TO DO =>
Tally up the lines in the following entries where the string "icon" appears, and answer with the number alone.

DATASET ENTRIES =>
______________________________
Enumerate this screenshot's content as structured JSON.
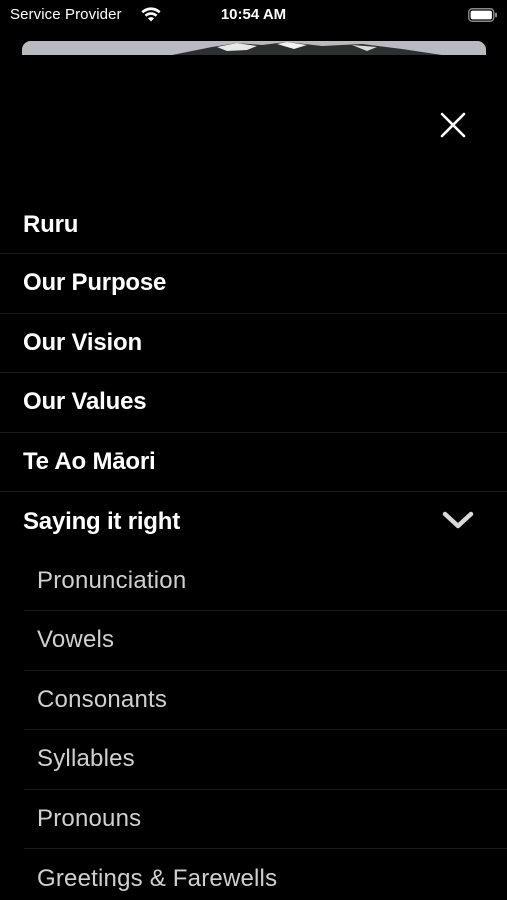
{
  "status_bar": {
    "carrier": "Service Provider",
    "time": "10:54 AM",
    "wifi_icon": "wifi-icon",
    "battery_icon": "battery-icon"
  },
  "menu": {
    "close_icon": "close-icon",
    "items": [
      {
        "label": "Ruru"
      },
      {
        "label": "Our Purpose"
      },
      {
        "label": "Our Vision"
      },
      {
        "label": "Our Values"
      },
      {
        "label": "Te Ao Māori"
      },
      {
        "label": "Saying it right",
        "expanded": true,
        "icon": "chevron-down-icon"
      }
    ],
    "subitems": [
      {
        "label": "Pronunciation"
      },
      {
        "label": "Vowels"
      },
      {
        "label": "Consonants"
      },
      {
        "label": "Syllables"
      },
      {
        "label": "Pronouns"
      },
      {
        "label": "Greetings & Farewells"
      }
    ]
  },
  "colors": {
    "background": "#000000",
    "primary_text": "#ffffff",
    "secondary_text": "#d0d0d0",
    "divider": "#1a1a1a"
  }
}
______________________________
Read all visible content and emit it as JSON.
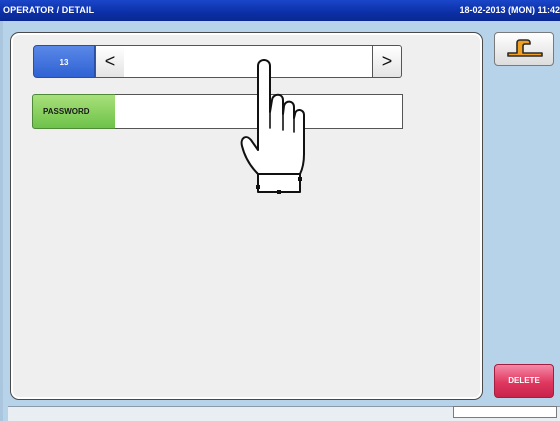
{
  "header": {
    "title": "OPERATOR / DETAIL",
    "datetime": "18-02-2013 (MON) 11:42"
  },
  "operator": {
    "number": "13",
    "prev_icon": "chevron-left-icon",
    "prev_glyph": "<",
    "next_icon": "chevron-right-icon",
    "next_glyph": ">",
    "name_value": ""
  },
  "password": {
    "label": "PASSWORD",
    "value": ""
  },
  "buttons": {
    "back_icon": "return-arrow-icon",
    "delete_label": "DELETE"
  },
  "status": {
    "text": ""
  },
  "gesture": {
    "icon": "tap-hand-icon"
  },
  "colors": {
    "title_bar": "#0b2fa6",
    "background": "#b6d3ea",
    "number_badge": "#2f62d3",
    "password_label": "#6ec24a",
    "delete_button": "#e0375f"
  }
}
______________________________
EXERCISE OUTPUT =>
8